Precisely. No gpu architecture should be mutually exclusive to any other.
Metal/CUDA/OpenCL/OpenGL should all be optimised, updated, enhanced, OOB, to take advantage of the products current underlying ‘performant’ (sorry) preference.
Once sales pick up, (lets say Autocad as example) then there is budget for the Autodesk dev team to perfect Metal support… down the road.
Metal/OpenCL is great, hope to see a bigger take up, sooner, just not the expense of deeply developed infrastructure around other toolsets.
… We’re in the same boat at home, mix of Ivy Bridge and Haswell iMacs (a little ‘tweaked’, SSD’s, i7s etc) they serve our personal/prosumer needs extremely well.
The bit in the ‘tour’ that jumped out at me was:
“but we have found an issue where that window was taking like 6 to 10 seconds to open and they’re doing that 100 times a day, right? Like ‘I can’t work on a machine like this, it’s too slow”
I see this daily too, particularly in “ArchVIS”: Architectural Visualisation - Operator is taking 3d data from, say, Sketchup, Vectorworks, Autocad et al, then passing that through a standalone render program like VRay.
Its the “mini renders” that the designer does multiple times to get light, shade and perspective right, before commiting to the much longer Final Render - that are the real bottlenecks. Mini renders are relatively low res, but take 3, 5, 10 to 15 minutes a piece. Do those 10 times a day and you have a “pain point”.
Take the same 3d data, pass it along to OTOY’s Octane with a GTX 1080ti, and it will output the same mini render in 30 seconds. Add a second 1080ti, and it drops to 15 seconds. Perfect scaling, works with ALL the major 3d packages. But. Its CUDA optimized.
For the curious, this is “mini” rendering: Relevant bit starts at 5:33, if timestamp broken?
This one package has shifted the toolset for a lot of the “ArchVIS” market.
Octane is locked out from a current off the shelf Mac. Its a Big Deal in ArchVis/Games/3d/Hollywood.
If you could put one, modern, Mac Pro equipped with just one 1080ti in, say, an architectural office with 20 PC workstations, it’ll ‘prove’ its a good corporate citizen - files being passed back and forth with ease.
That’s the beginning of convincing The Powers That Be that the Mac is, perhaps a little pricey, but its OK to get some to placate the Apple cognoscenti. In two or three product refresh cycles, (for this theoretical firm) they may pick up a few more Macs, while cascading down those from previous chipset, establishing Mac Pro’s as viable again.
If Apple have conviction, diligence. Courage?
I’m railing on here not to start a war with any one else’s insights. There are many valid ways to view the world. I have loved the community spirit here on TidBits for over 20 years.
Just hoping that someone at Apple hears the plea. The wider SME (Small Medium Enterprise) Pro community needs CUDA back.

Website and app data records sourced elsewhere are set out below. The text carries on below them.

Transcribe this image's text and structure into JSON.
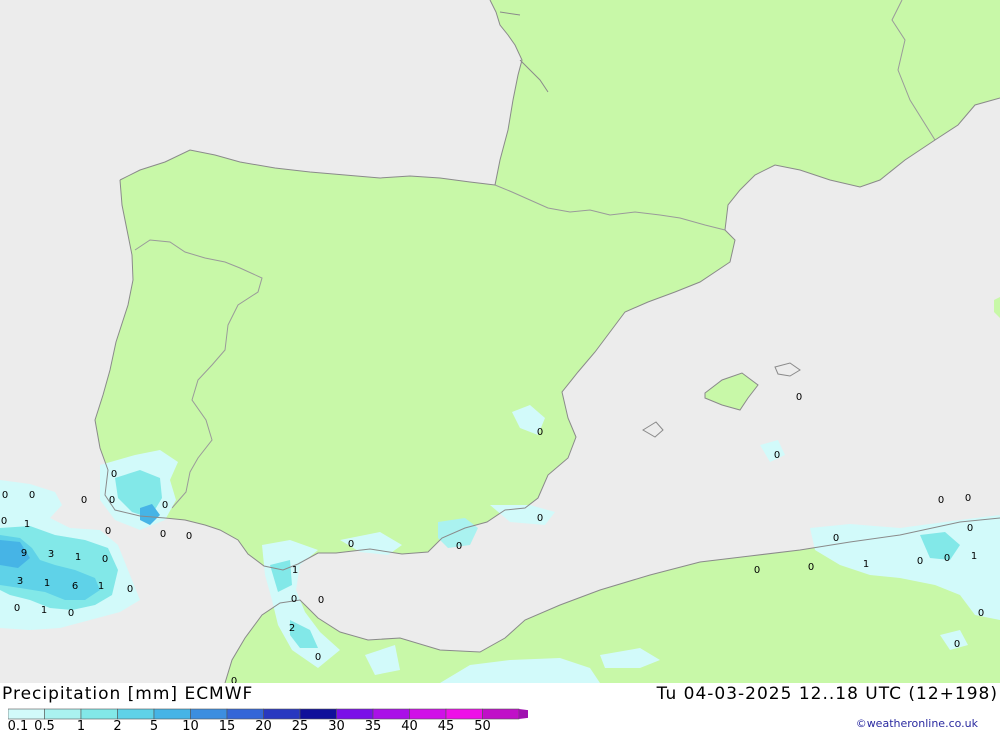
{
  "title": "Precipitation [mm] ECMWF",
  "datetime": "Tu 04-03-2025 12..18 UTC (12+198)",
  "credit": "©weatheronline.co.uk",
  "colors": {
    "sea": "#ececec",
    "land": "#c8f8a8",
    "border": "#9a9a9a",
    "coast": "#8a8a8a"
  },
  "legend": {
    "classes": [
      "0.1",
      "0.5",
      "1",
      "2",
      "5",
      "10",
      "15",
      "20",
      "25",
      "30",
      "35",
      "40",
      "45",
      "50"
    ],
    "colors": [
      "#d2fafa",
      "#aaf2f0",
      "#82e8e8",
      "#5fd2e8",
      "#46b4e6",
      "#3c8ee0",
      "#3366d8",
      "#2838c0",
      "#10109a",
      "#7a10e8",
      "#aa10e8",
      "#d010e8",
      "#ee10e8",
      "#c010c8",
      "#a010b0"
    ]
  },
  "map_labels": [
    {
      "text": "0"
    },
    {
      "text": "0"
    },
    {
      "text": "1"
    },
    {
      "text": "9"
    },
    {
      "text": "3"
    },
    {
      "text": "1"
    },
    {
      "text": "0"
    },
    {
      "text": "3"
    },
    {
      "text": "1"
    },
    {
      "text": "6"
    },
    {
      "text": "1"
    },
    {
      "text": "0"
    },
    {
      "text": "0"
    },
    {
      "text": "1"
    },
    {
      "text": "0"
    },
    {
      "text": "0"
    },
    {
      "text": "0"
    },
    {
      "text": "0"
    },
    {
      "text": "0"
    },
    {
      "text": "0"
    },
    {
      "text": "0"
    },
    {
      "text": "0"
    },
    {
      "text": "0"
    },
    {
      "text": "1"
    },
    {
      "text": "0"
    },
    {
      "text": "0"
    },
    {
      "text": "2"
    },
    {
      "text": "0"
    },
    {
      "text": "0"
    },
    {
      "text": "0"
    },
    {
      "text": "0"
    },
    {
      "text": "0"
    },
    {
      "text": "0"
    },
    {
      "text": "0"
    },
    {
      "text": "0"
    },
    {
      "text": "0"
    },
    {
      "text": "0"
    },
    {
      "text": "1"
    },
    {
      "text": "0"
    },
    {
      "text": "0"
    },
    {
      "text": "1"
    },
    {
      "text": "0"
    },
    {
      "text": "0"
    },
    {
      "text": "0"
    },
    {
      "text": "0"
    },
    {
      "text": "0"
    },
    {
      "text": "0"
    }
  ]
}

If Apple’s budget for 2019 Pro is say, $1 Billion, then 5% of that for some solid CUDA/GL drivers would be nothing compared to the 10 fold increase in sales.
It would be the cheapest (line item) way to get the biggest result. Its ‘just’ software.